“Our history lives in us and affects the choices we each make. We need to talk – being in conversation with each other about our difficult history can be freeing and healing”.
My book “Can we Talk… Will you Listen”? – is a non-fiction narrative. It describes my personal journey towards the healing power of dialogue, both as descendent of Nazi Germany and today as benefiting white in South Africa.
I describe how life in South Africa becomes increasingly challenging and leads to the realization that post-apartheid white society shows many of the same patterns as post Nazi German society: resistance with regard to facing and owning past destructive choices, defence mechanisms such as denial, blaming and self-victimizing; avoidance behaviour that divides rather than unites.
I share my experience of engaging in dialogue for several years with young South Africans of diverse backgrounds. The book captures moving testimony by participants in response to the open and intimate sharing of my life journey. Dialogue participants have often said that they felt encouraged by my narrative to touch their own anguish and confront conflicting feelings and challenges about their families and communities.
It is the purpose of this book to inspire open conversations about discrimination and stereotyping, racism, perpetrator – victim dynamics and the trans-generational impact of a traumatic or shameful history. The ‘Born Free’ in South Africa are born burdened by the trauma of their parents suffered during Apartheid, and by their white contemporaries repeating their parent’s apartheid attitudes and behaviour. ‘The Born into Peace’ (instead of war), young white ones, are shackled and psychologically imprisoned by their elder’s silence, denial and resentment.
My book offers opportunity and is an invitation to come together, talk, listen, acknowledge, make peace and build together as a constructive path for a healthy unfolding of the ‘Born After’.
How to Purchase
For South Africans, Loot.co.za
Purchase your e-copy of this not-for-profit book on kindle here for only US $5.70: Kindle e-book.
Or purchase the hard-copy on Amazon (US $9.50)
Reviews:“As a descendent of parents who were swept up in Nazi ideology, and having become an adult during the height of silence about this past in Germany, Elke was conscious of the need for dialogue about the past in South Africa, especially at a time when issues of race are dominating public debate. She started an initiative in partnership with the education desk of the Cape Town Holocaust Centre to facilitate inter-racial dialogue sessions with school groups (teachers and scholars). She has also been involved in creating forums for dialogue outside the Holocaust centre”

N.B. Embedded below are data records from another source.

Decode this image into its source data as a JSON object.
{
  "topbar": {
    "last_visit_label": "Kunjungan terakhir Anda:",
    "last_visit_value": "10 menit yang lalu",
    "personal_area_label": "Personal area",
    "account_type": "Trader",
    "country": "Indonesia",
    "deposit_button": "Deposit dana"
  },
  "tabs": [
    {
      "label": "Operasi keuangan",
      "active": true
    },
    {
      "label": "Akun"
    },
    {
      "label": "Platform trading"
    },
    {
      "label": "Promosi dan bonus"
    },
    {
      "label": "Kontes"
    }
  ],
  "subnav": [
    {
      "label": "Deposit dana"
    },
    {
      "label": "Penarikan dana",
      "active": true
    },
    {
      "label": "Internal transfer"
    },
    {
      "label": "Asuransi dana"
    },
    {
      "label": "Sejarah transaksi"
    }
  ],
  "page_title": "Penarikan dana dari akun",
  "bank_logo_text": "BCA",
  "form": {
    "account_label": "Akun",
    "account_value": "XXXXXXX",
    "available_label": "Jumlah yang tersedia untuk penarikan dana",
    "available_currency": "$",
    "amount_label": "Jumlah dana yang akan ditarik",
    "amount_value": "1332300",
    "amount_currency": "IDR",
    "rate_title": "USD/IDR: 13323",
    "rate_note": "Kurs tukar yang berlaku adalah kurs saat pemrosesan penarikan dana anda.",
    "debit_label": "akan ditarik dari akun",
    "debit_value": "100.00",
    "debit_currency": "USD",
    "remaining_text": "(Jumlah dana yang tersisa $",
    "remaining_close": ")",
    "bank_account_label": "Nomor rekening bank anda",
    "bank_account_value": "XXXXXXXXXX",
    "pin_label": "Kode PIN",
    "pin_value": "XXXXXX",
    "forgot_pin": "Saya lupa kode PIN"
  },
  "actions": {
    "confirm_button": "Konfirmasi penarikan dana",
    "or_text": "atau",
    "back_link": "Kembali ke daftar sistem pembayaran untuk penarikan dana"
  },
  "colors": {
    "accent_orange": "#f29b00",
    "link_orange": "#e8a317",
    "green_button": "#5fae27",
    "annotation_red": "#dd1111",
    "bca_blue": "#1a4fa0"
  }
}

Professor Pumla Gobodo – Madikizela, Research Chair Studies in Historical Trauma and Transformation, Stellenbosch University
"CAN WE TALK…WILL I LISTEN?"
A moving and sensitive testimony on how Elke overcame the haunting and painful memory of her past, and the integrity of self. The story of her life reveals the traumatic impact of being the daughter of Nazi supporters, and ways in which she endeavours to overcome the tortuous terrain of memory. This book is a compelling history of a sensitive and compassionate woman who shares her story with diverse school groups, university students, educators and individuals, and through meaningful inter-racial dialogue she has made a significant contribution towards harmony and reconciliation.
Marlene Silbert, Founding Education Director of the Cape Town Holocaust Centre; Director of the Interfaith Intercultural Youth Programme
“Dear Elke, I have finished reading your manuscript. It was very moving and is well written. You have written about a painful history, but also captured the beauty of the human spirit in the search for goodness. In so doing you have revealed the beauty of your own soul. Thank you for sharing your story with me. I see now how each story shared forms a tapestry of hope for a shared humanity. With much love, Joline “
Joline Young, Historian, UCT – history of slavery walking tours in Simonstown
“Hey Elke, I just wanted to leave you a very short note to say how much I am enjoying (if one can call it that) your book. I am astounded and deeply touched by how personal it is, how honestly you share, how much I previously did not know about you, and how much of it hits home with me. The German and Nazi heritage has been bubbling up in me for some time, and reading your book is bringing it to life and making the questions, which clearly float around somewhere in my consciousness or subconscious, more urgent and real.”
Julia Willand, Founder and Chairwoman IMCOSA – Immigration Consulting and former Olympian
Hazel Jacobs, Management Consultant SACTWU and co-organizer Cape Town Jazz Festival
Ever since I met Elke Geising a few years ago I have been impressed with her passion to advocate for women in South Africa and equally for her commitment to dialogue as a key to reconciliation.
When I read her book I understood why.
You will be touched by her honesty about her life with its painful past and how that past spurred her first to a very successful career and then to where she is today.
Wendy Ryan, Washington D.C.
Elke's powerful narrative of her life's journey is a rich record of often sensitive and sometimes uncomfortable experiences. Her extensive experiences form the context for the logical progression of her life to where she is now and what gives that life meaning.
Mathokoza Nhlapo, founder and CEO Sithabe African Crafts
I found this a moving, gripping and impressively honest account.
David Brokensha, Professor Emeritus Cultural Anthropology, Santa Barbara, California